Story by NMCCL Public Affairs on 08/05/2019Jacksonville, North Carolina, the home of Marine Corps Base Camp Lejeune and Naval Medical Center Camp Lejeune (NMCCL) has been encouraging unity, both inside and outside the gates. The purpose of the City of Jacksonville's One City, Our City, My City campaign was shared at NMCCL Diversity Committee's celebration July 18th.
The initiative created by Jacksonville Mayor Sammy Phillips, and approximately 17 local pastors, aims to encourage the nurturing of relationships between neighbors, businesses, and even military and civilians through caring about one another, keeping open lines of communication, and treating others with respect and inclusion.
"We want to practice kindness. We want to make time for others. We want to demonstrate patience, we want to create success. We want to engage our youth. We want to mentor. We want to lend a hand. We want to tech. We want to embrace tolerance and we want to always embrace opportunities to serve," said Lillie Gray, Director of Community Engagement for the City of Jacksonville, during the presentation.

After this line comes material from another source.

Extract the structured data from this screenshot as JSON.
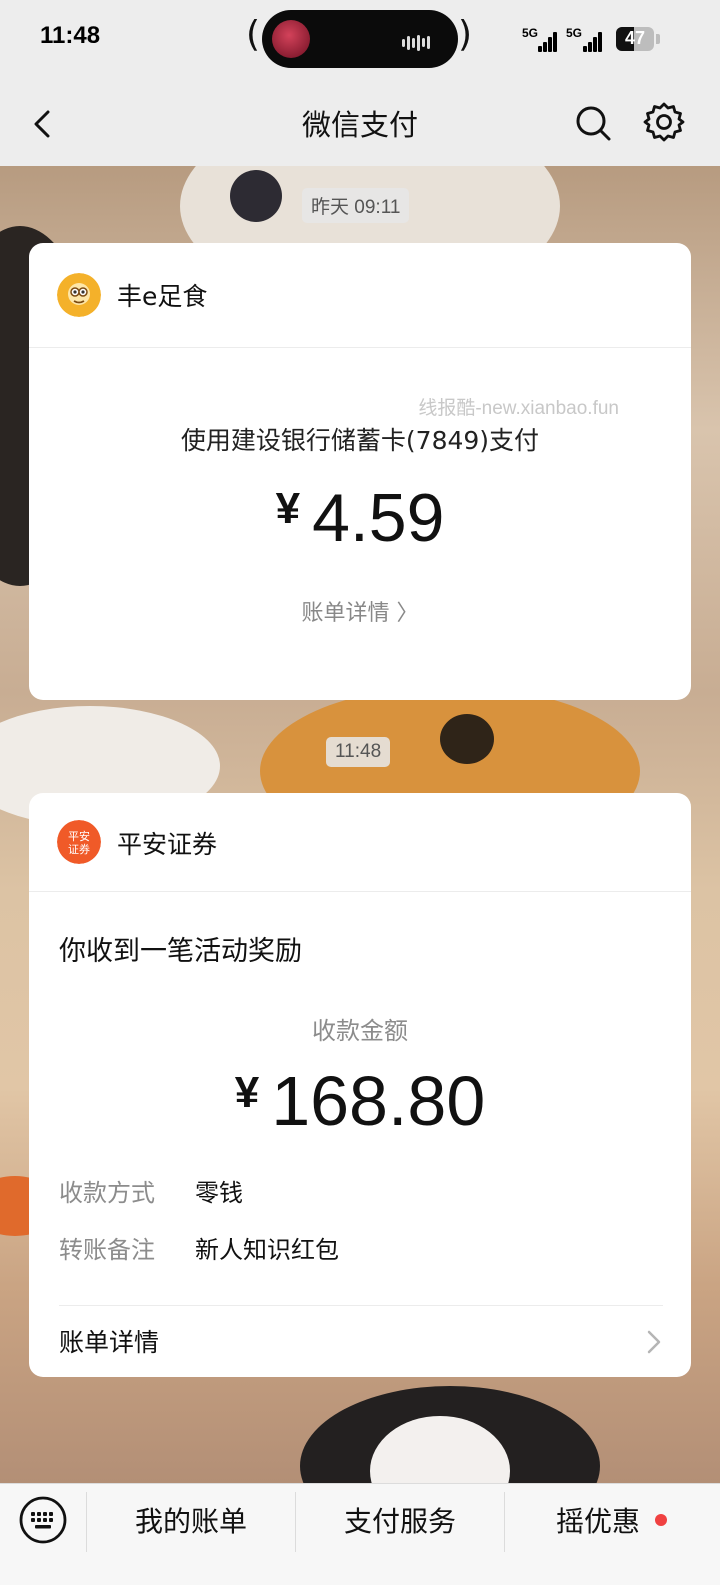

Gray explained Mayor Phillips was inspired to launch the positive campaign following months of national headlines of community violence and discord. Initially, the campaign was only supposed to be in place for a year, however, the overall success and embrace by the community encouraged the City of Jacksonville to continue to promote and share the message.
Gray explained that living the One City, Our City, My City initiative could be something as simple as offering to mow the lawn of a neighbor whose spouse is deployed, or encouraging teens to get involved in the community.

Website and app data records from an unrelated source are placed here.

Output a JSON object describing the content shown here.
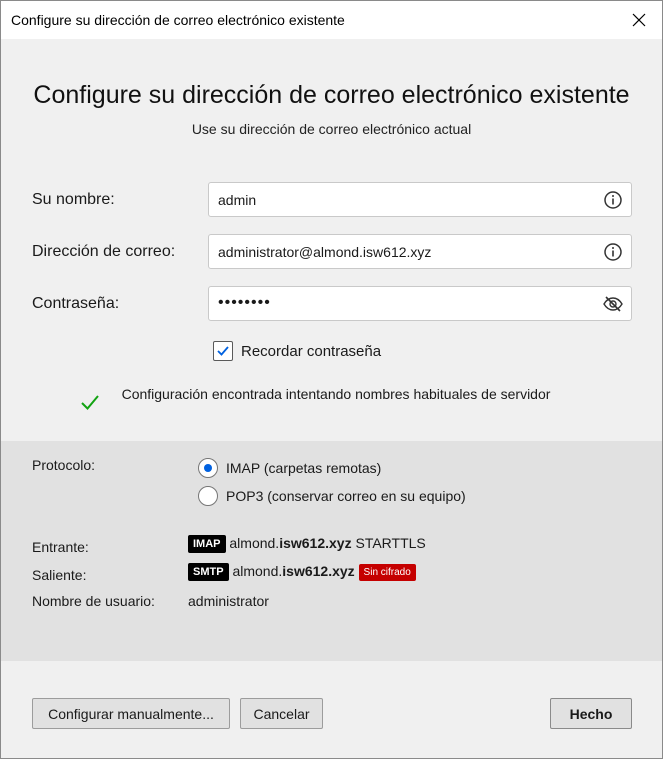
{
  "window": {
    "title": "Configure su dirección de correo electrónico existente"
  },
  "header": {
    "title": "Configure su dirección de correo electrónico existente",
    "subtitle": "Use su dirección de correo electrónico actual"
  },
  "form": {
    "name_label": "Su nombre:",
    "name_value": "admin",
    "email_label": "Dirección de correo:",
    "email_value": "administrator@almond.isw612.xyz",
    "password_label": "Contraseña:",
    "password_value": "••••••••",
    "remember_label": "Recordar contraseña",
    "remember_checked": true
  },
  "status": {
    "message": "Configuración encontrada intentando nombres habituales de servidor"
  },
  "config": {
    "protocol_label": "Protocolo:",
    "protocols": [
      {
        "label": "IMAP (carpetas remotas)",
        "selected": true
      },
      {
        "label": "POP3 (conservar correo en su equipo)",
        "selected": false
      }
    ],
    "incoming_label": "Entrante:",
    "incoming_badge": "IMAP",
    "incoming_host_prefix": "almond.",
    "incoming_host_domain": "isw612.xyz",
    "incoming_security": "STARTTLS",
    "outgoing_label": "Saliente:",
    "outgoing_badge": "SMTP",
    "outgoing_host_prefix": "almond.",
    "outgoing_host_domain": "isw612.xyz",
    "outgoing_security": "Sin cifrado",
    "username_label": "Nombre de usuario:",
    "username_value": "administrator"
  },
  "buttons": {
    "manual": "Configurar manualmente...",
    "cancel": "Cancelar",
    "done": "Hecho"
  },
  "colors": {
    "accent": "#0061e0",
    "success": "#12a312",
    "warning": "#c50000"
  }
}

"These are the types of things that build relationships so that in times of crisis you don't become my enemy," said Gray. "You're my friend. I care about you."
Jacksonville is considered "home" to thousands of military members and their families due to the proximity of Camp Lejeune.
The city has fully embraced the military's presence, providing support in several different manners from technological, to infrastructure, explained Ron Massey, Jacksonville Deputy City Manager.
The support from the local community to the military is not lost, said Commanding Officer CAPT Jeff Timby, and was "a positive engagement" he noticed shortly after arriving to his role at NMCCL nearly a year ago.
"We're a big part of this community. You don't have to come on base to support all of the forces that are here," said Timby. "This is our community, too. We want to support you the way you continue to support us."